The band – whose debut album “Nelken & Schillinge” was released six years ago – are currently gearing up for an eagerly awaited tour as several of their upcoming concerts are already sold out. It still has to be seen whether the fuss about them is short-lived. But considering songs like “Maschin” and their witty lyrics, it seems as if these boys can pull it off.

>> http://www.bilderbuch-musik.at

::: The Austrian Culture Channel on Twitter: @accthomas

Guitars! Great Melodies! Di Giulio!

A fresh breeze of pop music is coming from Italy.SAMSUNG DIGITAL CAMERA

Tommaso di Giulio proves to be one of the most remarkable artists of his generation. His second album “Per Fortuna Dormo Poco” is an immense vibrant and versatile demonstration of talent. The young singer-songwriter’s tunes are founded on guitar-led melodies. However, the 12-track album’s high-quality production is impressive as the bowed string elements are the icing on the cake.

Di Giulio – who communicates a lot with his growing number of fans on Facebook (https://it-it.facebook.com/tommasodigiuliomusic) – masters mid-tempo songs as well as ballads. Many of the tracks on “Per Fortuna Dormo Poco” bear resemblances to classic Britpop arrangements, while his Italian lyrics add some southern spice to this treat. A third album – “L’ora Solare” – will be released later this month.
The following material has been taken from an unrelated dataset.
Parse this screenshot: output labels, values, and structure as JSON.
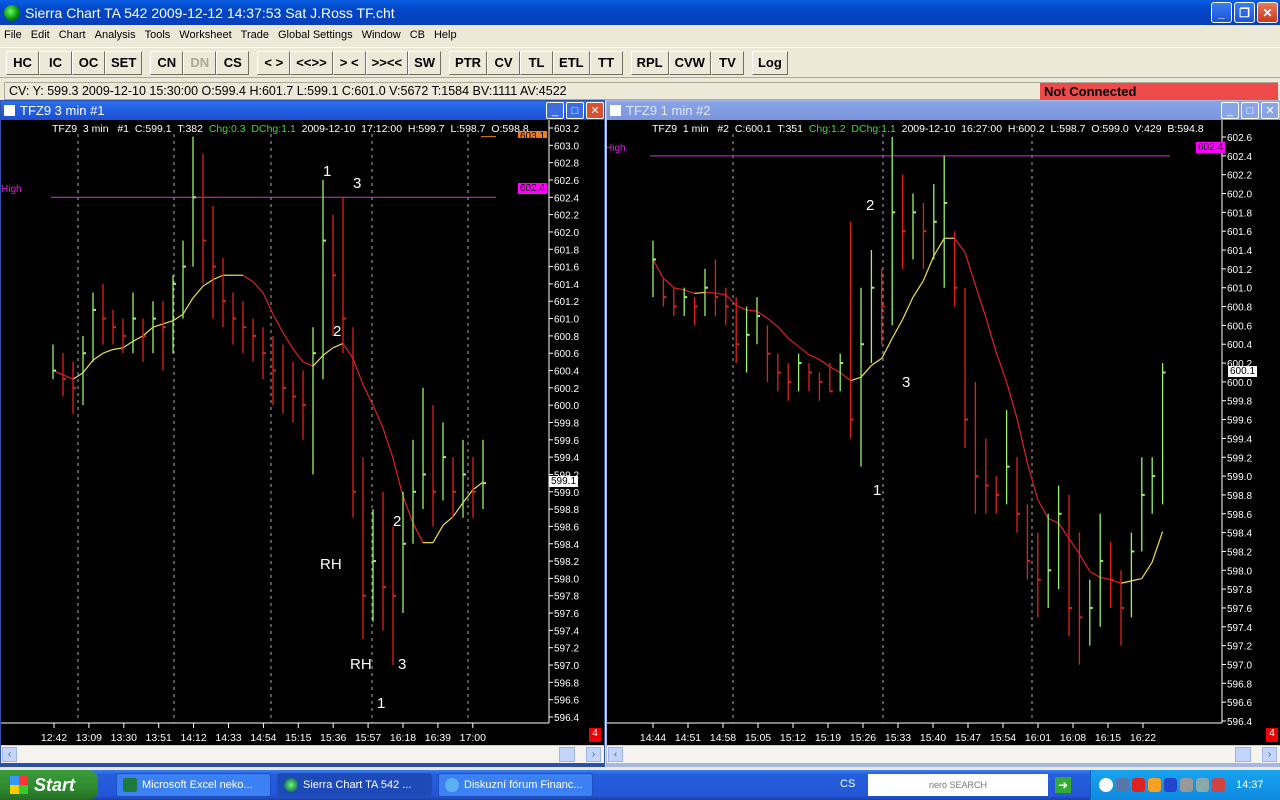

Di Giulio is not yet a household name in Austria. Nevertheless, some of his songs were recently presented in Ö1 programme “Spielräume”. The Viennese radio station also considered his oeuvre when it came to selecting the musical frame for a portrait of Rome (“Diagonal”). Keeping fingers crossed for some live shows in Austria!

::: The Austrian Culture Channel on Twitter: @accthomas

Lavish landscapes, terrific towns

lsc2Contemporary landscape photography is the topic of a new exhibition in the Viennese city centre.

After a series of superb art exhibits – especially Henri de Toulouse-Lautrec drew the crowds – the Bank Austria (BA) Kunstforum (www.bankaustria-kunstforum.at) is presenting large, powerful photos by Andreas Gursky and many other photographers who might not be as famous as the German.

The range of subjects is surprisingly wide – uninhabited islands, Eastern Asian skyscrapers, idyllic Italian towns and a black and white aerial photograph of Los Angeles are on display. While some images are strikingly realistic, others are deliberately confusing and misleading.

“Landscape in my Mind. Landschaftsfotografie heute.” (curated by Florian Steininger) demonstrates the artistic force of photographic achievements.

::: The Austrian Culture Channel on Twitter: @accthomas